As sunny and smiley as gyms’ front-desk employees can be, they’re covering up a secret that keeps the industry going: Once you’ve signed up for a membership, they don’t want you to come in very often.
In fact, gyms are set up to entice the type of customer who will prepay for months or years and then rarely show up. In order to make money, private clubs need to bring in about 10 times as many members as their weight and cardio rooms can accommodate at any given time. This fact ends up shaping the way gyms are designed as physical spaces. In order to attract the type of people who will buy a membership but probably never work out with any regularity, designers give gyms sleek, hotel-like lobbies where membership paperwork is handled. Meanwhile, the intimidating equipment is kept in the back, out of sight—along with the sometimes intimidating brutes who grunt while using them.
The second episode of the new season was a slow burner with a dramatic twist.
Let’s start at the beginning, with Frank in bed with his wife, Jordan, discussing water stains on the ceiling and childhood entombments. I don’t know about you guys, but I found this whole bit slack and familiar. Maybe there was a two-minute scene in there, but five? Maybe a more charismatic actor could have pulled off that lengthy monologue. But Vince Vaughn is no Robert Shaw, and his childhood basement is no U.S.S. Indianapolis.

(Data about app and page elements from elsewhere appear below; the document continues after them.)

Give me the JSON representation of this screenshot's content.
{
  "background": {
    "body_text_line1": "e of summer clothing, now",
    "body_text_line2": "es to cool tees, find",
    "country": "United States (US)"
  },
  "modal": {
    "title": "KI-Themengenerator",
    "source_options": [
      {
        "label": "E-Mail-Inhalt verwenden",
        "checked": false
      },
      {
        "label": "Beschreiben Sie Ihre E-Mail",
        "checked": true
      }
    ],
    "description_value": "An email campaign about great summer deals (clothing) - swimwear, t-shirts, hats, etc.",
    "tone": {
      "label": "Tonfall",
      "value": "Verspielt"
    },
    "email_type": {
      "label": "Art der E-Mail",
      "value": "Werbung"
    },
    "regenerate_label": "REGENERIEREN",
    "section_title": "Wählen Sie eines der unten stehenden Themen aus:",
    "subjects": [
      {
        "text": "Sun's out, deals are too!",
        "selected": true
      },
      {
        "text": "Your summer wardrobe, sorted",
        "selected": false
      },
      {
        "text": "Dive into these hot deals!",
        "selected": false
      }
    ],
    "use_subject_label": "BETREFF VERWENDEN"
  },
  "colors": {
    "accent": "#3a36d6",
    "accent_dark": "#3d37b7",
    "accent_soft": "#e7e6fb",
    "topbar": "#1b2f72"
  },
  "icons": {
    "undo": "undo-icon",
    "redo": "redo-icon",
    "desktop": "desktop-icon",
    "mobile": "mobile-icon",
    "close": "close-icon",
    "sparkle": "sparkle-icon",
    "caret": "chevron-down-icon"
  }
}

The star has been accused of having a “large blind spot” on issues of race—but testing the boundaries of jokes is part of the process of stand-up.
There’s a fine line in comedy between subversive and offensive, and with every meteoric rise from stand-up to film and television stardom these days, there tends to be controversy over whether or not that line has ever been crossed. Amy Schumer, whose Comedy Central sketch show Inside Amy Schumer has been dominating the Internet on a weekly basis since its third season debuted in April, and who stars in the upcoming Judd Apatow comedy Trainwreck, is the latest figure to experience the pitfalls of being under such sharp scrutiny. A recent profile of Schumer in The Guardian by Monica Heisey, although largely positive, criticizes the comedian for having a “shockingly large blind spot” on race—and cites some clunky jokes she’s made about Latinos as examples.
The power in the president’s eulogy for Clementa Pinckney came not from his singing, but from the silence that preceded it.
Coverage of the memorial service held for Reverend Clementa Pinckney in Charleston last week focused largely on the surprising moment when the leader of the free world broke into song. That song, of course, was “Amazing Grace” and the president sang it distinctly in the style of the black church.
For all the attention Obama’s unexpected performance received, though, it’s worth taking another look at the “Amazing Grace” clip, this time watching for the silence. His singing seems to be a release of the collective tension that had been building for a week after the Emanuel A.M.E. shooting. But the preceding pause seems to hold its hearers captive. Though he is frequently interrupted with cheers and amens throughout his eulogy for Reverend Pinckney, the pause he takes 35 minutes into the speech is easily the longest break from the text before him.